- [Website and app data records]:

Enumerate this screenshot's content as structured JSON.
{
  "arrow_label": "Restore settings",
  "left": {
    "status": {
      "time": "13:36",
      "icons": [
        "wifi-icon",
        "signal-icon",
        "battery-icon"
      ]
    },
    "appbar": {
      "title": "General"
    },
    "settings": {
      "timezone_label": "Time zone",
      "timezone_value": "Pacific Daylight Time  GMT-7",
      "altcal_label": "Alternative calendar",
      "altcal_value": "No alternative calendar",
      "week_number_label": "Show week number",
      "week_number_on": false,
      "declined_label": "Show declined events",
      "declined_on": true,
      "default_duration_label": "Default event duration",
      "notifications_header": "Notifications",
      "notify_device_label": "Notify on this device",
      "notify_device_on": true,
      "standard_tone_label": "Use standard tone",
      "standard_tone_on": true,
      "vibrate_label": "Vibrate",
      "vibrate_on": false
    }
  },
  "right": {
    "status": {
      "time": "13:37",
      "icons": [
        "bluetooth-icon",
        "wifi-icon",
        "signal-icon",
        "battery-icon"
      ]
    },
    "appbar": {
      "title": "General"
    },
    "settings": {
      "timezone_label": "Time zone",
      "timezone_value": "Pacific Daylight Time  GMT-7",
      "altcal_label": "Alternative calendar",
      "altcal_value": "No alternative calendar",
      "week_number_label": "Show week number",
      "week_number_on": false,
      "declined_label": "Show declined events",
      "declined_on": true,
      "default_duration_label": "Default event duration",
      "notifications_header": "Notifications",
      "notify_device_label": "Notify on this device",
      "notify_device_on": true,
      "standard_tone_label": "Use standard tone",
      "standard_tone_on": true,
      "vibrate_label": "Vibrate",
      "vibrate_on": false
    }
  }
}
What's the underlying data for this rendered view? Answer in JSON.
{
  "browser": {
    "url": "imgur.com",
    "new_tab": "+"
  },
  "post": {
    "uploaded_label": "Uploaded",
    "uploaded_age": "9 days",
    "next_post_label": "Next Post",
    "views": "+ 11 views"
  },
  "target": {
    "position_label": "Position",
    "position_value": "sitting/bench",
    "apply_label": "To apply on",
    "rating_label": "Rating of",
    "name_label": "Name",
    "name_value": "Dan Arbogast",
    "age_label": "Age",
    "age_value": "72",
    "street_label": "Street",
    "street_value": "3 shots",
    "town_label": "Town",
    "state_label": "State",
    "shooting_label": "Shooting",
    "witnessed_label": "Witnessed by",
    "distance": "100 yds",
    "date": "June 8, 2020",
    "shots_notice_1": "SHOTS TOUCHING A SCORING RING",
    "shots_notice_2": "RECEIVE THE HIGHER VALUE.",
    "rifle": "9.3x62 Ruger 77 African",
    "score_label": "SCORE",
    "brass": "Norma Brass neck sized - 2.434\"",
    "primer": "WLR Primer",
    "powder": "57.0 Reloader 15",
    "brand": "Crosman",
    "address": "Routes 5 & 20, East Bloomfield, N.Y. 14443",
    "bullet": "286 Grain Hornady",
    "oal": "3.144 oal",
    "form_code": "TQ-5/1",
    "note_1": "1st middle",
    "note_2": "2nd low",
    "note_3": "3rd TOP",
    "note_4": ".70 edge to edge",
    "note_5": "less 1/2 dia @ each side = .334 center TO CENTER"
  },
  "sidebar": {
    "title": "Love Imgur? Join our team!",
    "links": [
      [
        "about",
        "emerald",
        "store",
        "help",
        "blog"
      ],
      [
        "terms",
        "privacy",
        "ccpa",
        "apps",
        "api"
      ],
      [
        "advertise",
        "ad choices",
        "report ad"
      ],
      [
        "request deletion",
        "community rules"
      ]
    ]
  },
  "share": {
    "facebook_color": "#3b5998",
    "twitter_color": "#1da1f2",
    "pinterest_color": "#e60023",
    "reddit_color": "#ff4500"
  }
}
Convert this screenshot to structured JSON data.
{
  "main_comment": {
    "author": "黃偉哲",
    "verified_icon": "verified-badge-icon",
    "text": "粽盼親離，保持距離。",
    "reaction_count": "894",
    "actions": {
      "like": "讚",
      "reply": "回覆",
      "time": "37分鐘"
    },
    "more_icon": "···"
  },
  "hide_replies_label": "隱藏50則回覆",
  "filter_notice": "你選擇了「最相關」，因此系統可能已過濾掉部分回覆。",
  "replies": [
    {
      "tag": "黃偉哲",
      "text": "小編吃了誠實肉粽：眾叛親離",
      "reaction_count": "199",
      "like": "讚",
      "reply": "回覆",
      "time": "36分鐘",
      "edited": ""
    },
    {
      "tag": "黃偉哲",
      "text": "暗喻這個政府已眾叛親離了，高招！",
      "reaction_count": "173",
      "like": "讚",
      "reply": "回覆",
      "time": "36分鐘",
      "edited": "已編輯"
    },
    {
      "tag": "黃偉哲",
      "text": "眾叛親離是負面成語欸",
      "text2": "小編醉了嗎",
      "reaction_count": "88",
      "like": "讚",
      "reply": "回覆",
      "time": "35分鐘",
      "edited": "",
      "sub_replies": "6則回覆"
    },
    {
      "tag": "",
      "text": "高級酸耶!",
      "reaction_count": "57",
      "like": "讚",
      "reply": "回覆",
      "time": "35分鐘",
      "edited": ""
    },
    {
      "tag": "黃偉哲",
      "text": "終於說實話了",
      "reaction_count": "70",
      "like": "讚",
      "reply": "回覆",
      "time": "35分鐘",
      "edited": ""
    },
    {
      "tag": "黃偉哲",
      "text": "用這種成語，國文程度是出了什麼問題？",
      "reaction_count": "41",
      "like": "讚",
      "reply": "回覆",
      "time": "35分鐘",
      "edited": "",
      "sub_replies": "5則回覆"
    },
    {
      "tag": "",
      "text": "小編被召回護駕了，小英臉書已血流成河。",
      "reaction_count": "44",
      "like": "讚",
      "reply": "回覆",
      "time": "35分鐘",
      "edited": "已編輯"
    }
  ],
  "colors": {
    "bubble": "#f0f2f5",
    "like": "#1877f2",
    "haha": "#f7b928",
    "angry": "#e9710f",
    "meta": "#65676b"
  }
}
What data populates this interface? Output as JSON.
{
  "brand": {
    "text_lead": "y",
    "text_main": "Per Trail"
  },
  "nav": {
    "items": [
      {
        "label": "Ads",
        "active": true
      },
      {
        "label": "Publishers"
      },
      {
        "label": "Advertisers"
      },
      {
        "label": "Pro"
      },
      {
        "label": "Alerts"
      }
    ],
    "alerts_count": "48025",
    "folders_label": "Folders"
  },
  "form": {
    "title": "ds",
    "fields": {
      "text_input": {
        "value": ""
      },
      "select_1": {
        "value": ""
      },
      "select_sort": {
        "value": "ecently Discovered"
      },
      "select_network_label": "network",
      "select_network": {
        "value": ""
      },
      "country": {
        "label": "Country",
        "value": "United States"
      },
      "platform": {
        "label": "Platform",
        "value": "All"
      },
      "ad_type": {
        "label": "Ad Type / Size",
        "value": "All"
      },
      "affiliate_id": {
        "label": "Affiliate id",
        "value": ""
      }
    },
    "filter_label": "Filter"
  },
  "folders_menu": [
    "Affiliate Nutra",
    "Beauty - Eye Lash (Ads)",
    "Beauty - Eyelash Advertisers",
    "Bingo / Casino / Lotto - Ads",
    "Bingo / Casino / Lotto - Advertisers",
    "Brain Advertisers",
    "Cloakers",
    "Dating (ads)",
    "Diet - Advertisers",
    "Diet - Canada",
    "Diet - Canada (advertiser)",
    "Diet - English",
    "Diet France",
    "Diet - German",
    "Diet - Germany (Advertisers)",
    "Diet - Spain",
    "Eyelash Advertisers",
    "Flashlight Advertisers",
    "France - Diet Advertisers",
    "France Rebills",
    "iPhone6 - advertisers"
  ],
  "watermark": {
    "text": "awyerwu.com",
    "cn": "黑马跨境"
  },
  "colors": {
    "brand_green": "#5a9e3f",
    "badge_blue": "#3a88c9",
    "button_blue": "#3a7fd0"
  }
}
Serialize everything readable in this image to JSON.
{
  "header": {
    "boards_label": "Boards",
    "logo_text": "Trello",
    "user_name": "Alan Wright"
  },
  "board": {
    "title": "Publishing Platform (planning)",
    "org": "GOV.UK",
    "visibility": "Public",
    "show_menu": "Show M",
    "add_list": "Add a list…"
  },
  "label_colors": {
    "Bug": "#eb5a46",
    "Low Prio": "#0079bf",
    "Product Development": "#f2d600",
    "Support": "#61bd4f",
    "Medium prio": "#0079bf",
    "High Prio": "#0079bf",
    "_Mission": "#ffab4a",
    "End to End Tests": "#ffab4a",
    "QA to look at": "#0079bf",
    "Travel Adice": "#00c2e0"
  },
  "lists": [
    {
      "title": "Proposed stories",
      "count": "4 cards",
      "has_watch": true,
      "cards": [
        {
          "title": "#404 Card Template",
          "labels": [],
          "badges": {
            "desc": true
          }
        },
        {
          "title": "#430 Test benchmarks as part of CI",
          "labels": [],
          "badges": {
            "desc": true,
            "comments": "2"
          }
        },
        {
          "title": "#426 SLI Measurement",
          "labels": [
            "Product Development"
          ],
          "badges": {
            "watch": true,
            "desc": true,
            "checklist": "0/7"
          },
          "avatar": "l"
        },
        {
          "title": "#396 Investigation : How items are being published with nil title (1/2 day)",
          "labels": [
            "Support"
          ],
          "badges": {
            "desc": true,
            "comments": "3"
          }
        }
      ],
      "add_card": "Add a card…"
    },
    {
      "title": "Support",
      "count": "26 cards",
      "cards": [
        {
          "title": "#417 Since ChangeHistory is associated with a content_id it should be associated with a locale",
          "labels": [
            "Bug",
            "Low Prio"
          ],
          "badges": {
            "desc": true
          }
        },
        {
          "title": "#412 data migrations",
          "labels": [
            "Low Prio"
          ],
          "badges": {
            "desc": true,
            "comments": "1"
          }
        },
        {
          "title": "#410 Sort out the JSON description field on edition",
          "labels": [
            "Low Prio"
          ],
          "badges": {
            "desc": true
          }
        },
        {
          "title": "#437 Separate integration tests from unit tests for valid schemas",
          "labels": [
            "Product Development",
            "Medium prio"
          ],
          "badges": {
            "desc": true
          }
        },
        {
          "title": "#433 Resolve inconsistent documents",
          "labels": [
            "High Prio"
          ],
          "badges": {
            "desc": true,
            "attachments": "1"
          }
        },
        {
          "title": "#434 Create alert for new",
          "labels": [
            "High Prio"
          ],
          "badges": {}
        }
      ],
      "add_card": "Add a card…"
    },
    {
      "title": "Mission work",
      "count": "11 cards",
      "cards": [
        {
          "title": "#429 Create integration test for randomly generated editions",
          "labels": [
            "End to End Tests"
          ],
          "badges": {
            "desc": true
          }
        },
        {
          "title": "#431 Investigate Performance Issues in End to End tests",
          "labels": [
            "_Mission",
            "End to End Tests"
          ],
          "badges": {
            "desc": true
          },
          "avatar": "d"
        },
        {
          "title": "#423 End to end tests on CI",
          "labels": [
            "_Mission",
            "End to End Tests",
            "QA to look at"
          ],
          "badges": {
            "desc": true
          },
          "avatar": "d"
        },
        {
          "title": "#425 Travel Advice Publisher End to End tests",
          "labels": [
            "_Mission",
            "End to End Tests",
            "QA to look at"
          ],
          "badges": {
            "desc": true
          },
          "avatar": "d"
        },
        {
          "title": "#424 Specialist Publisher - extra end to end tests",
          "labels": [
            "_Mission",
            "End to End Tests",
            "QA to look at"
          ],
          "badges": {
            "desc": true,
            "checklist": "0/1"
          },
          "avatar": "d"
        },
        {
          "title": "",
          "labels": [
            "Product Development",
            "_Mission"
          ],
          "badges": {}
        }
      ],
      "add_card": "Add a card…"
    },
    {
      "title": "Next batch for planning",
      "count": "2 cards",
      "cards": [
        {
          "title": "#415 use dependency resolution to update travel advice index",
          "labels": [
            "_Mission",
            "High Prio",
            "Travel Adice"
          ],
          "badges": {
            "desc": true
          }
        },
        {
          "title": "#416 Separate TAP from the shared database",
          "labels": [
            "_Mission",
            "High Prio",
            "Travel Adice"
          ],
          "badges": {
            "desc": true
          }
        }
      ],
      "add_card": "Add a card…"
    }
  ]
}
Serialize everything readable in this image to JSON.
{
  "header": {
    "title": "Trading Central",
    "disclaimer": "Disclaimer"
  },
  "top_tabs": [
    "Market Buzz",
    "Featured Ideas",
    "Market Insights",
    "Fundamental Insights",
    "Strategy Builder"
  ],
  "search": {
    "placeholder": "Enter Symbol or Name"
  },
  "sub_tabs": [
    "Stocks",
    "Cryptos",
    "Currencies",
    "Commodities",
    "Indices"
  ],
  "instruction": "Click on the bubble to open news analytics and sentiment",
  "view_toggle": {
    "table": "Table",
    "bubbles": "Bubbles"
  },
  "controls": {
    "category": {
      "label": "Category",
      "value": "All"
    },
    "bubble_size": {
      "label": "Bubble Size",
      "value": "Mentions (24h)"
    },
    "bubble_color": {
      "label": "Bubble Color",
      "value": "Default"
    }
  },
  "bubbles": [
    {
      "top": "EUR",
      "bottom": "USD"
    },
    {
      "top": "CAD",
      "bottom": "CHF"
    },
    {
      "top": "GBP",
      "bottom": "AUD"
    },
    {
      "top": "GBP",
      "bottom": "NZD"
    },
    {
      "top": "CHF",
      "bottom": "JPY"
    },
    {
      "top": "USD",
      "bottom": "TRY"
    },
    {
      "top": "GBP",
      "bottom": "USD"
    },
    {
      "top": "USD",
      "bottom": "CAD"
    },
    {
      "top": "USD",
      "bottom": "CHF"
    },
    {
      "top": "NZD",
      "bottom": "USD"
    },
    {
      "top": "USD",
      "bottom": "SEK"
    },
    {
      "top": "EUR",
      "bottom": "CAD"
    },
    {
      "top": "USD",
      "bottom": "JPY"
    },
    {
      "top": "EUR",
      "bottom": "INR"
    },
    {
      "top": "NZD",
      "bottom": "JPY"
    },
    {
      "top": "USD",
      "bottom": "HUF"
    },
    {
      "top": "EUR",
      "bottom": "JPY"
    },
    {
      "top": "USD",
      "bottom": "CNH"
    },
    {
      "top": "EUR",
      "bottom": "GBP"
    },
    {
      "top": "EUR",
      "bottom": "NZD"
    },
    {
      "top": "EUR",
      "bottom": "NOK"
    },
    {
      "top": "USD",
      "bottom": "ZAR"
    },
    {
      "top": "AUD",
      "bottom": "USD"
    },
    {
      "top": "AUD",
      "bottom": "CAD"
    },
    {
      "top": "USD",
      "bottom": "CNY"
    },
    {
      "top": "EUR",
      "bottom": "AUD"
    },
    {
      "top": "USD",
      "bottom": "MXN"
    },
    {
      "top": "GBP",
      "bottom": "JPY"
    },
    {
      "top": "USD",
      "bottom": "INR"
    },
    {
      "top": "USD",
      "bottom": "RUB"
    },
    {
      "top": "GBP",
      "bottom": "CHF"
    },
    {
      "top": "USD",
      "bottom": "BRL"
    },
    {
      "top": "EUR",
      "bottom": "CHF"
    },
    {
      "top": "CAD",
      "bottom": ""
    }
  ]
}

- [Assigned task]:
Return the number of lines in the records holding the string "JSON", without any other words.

- [Result]:
7